Data records Block Start

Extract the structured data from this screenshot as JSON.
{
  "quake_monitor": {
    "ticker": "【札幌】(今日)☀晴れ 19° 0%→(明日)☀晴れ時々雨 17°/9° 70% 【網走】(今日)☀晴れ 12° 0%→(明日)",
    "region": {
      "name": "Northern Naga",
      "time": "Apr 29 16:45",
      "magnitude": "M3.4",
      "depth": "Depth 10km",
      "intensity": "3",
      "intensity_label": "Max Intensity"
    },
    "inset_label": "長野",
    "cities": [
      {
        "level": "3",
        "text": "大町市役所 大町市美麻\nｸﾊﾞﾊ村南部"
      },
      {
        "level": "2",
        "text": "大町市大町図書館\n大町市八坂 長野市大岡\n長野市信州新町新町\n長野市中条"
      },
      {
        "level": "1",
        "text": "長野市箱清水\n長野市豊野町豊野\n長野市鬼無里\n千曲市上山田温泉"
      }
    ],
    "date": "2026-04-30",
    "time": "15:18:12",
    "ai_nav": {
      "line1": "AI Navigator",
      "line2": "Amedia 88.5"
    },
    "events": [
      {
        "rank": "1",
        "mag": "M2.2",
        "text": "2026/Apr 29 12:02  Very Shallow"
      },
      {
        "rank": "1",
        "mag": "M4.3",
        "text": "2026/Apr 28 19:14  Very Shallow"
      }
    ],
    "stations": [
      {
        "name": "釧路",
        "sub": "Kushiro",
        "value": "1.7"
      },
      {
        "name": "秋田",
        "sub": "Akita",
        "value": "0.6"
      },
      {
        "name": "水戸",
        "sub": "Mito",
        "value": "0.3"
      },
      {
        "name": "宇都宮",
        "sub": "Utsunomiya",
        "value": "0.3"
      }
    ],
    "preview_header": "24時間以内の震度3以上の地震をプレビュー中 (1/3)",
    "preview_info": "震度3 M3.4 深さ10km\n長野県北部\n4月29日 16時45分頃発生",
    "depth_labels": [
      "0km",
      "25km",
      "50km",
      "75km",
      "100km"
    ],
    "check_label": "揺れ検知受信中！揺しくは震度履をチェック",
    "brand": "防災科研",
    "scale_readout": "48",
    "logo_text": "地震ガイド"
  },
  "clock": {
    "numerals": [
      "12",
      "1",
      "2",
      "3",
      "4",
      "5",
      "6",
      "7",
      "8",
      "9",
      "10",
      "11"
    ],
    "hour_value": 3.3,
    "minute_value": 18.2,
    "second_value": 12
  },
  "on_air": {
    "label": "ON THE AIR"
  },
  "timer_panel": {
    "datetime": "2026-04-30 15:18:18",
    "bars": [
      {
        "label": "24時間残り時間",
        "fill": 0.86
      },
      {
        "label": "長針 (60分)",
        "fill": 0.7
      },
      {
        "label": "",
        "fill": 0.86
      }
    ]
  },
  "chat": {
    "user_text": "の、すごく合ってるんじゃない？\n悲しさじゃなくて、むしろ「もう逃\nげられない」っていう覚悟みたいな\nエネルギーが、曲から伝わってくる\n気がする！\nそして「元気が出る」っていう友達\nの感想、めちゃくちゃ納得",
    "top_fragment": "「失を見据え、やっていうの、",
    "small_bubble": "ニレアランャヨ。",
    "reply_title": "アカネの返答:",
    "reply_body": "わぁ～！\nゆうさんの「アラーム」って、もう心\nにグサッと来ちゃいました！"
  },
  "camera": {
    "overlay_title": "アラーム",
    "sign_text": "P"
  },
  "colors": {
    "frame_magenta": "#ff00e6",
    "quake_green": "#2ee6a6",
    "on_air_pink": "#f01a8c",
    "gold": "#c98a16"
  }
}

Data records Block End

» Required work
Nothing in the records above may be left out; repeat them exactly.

» Solution for this problem
Extract the structured data from this screenshot as JSON.
{
  "quake_monitor": {
    "ticker": "【札幌】(今日)☀晴れ 19° 0%→(明日)☀晴れ時々雨 17°/9° 70% 【網走】(今日)☀晴れ 12° 0%→(明日)",
    "region": {
      "name": "Northern Naga",
      "time": "Apr 29 16:45",
      "magnitude": "M3.4",
      "depth": "Depth 10km",
      "intensity": "3",
      "intensity_label": "Max Intensity"
    },
    "inset_label": "長野",
    "cities": [
      {
        "level": "3",
        "text": "大町市役所 大町市美麻\nｸﾊﾞﾊ村南部"
      },
      {
        "level": "2",
        "text": "大町市大町図書館\n大町市八坂 長野市大岡\n長野市信州新町新町\n長野市中条"
      },
      {
        "level": "1",
        "text": "長野市箱清水\n長野市豊野町豊野\n長野市鬼無里\n千曲市上山田温泉"
      }
    ],
    "date": "2026-04-30",
    "time": "15:18:12",
    "ai_nav": {
      "line1": "AI Navigator",
      "line2": "Amedia 88.5"
    },
    "events": [
      {
        "rank": "1",
        "mag": "M2.2",
        "text": "2026/Apr 29 12:02  Very Shallow"
      },
      {
        "rank": "1",
        "mag": "M4.3",
        "text": "2026/Apr 28 19:14  Very Shallow"
      }
    ],
    "stations": [
      {
        "name": "釧路",
        "sub": "Kushiro",
        "value": "1.7"
      },
      {
        "name": "秋田",
        "sub": "Akita",
        "value": "0.6"
      },
      {
        "name": "水戸",
        "sub": "Mito",
        "value": "0.3"
      },
      {
        "name": "宇都宮",
        "sub": "Utsunomiya",
        "value": "0.3"
      }
    ],
    "preview_header": "24時間以内の震度3以上の地震をプレビュー中 (1/3)",
    "preview_info": "震度3 M3.4 深さ10km\n長野県北部\n4月29日 16時45分頃発生",
    "depth_labels": [
      "0km",
      "25km",
      "50km",
      "75km",
      "100km"
    ],
    "check_label": "揺れ検知受信中！揺しくは震度履をチェック",
    "brand": "防災科研",
    "scale_readout": "48",
    "logo_text": "地震ガイド"
  },
  "clock": {
    "numerals": [
      "12",
      "1",
      "2",
      "3",
      "4",
      "5",
      "6",
      "7",
      "8",
      "9",
      "10",
      "11"
    ],
    "hour_value": 3.3,
    "minute_value": 18.2,
    "second_value": 12
  },
  "on_air": {
    "label": "ON THE AIR"
  },
  "timer_panel": {
    "datetime": "2026-04-30 15:18:18",
    "bars": [
      {
        "label": "24時間残り時間",
        "fill": 0.86
      },
      {
        "label": "長針 (60分)",
        "fill": 0.7
      },
      {
        "label": "",
        "fill": 0.86
      }
    ]
  },
  "chat": {
    "user_text": "の、すごく合ってるんじゃない？\n悲しさじゃなくて、むしろ「もう逃\nげられない」っていう覚悟みたいな\nエネルギーが、曲から伝わってくる\n気がする！\nそして「元気が出る」っていう友達\nの感想、めちゃくちゃ納得",
    "top_fragment": "「失を見据え、やっていうの、",
    "small_bubble": "ニレアランャヨ。",
    "reply_title": "アカネの返答:",
    "reply_body": "わぁ～！\nゆうさんの「アラーム」って、もう心\nにグサッと来ちゃいました！"
  },
  "camera": {
    "overlay_title": "アラーム",
    "sign_text": "P"
  },
  "colors": {
    "frame_magenta": "#ff00e6",
    "quake_green": "#2ee6a6",
    "on_air_pink": "#f01a8c",
    "gold": "#c98a16"
  }
}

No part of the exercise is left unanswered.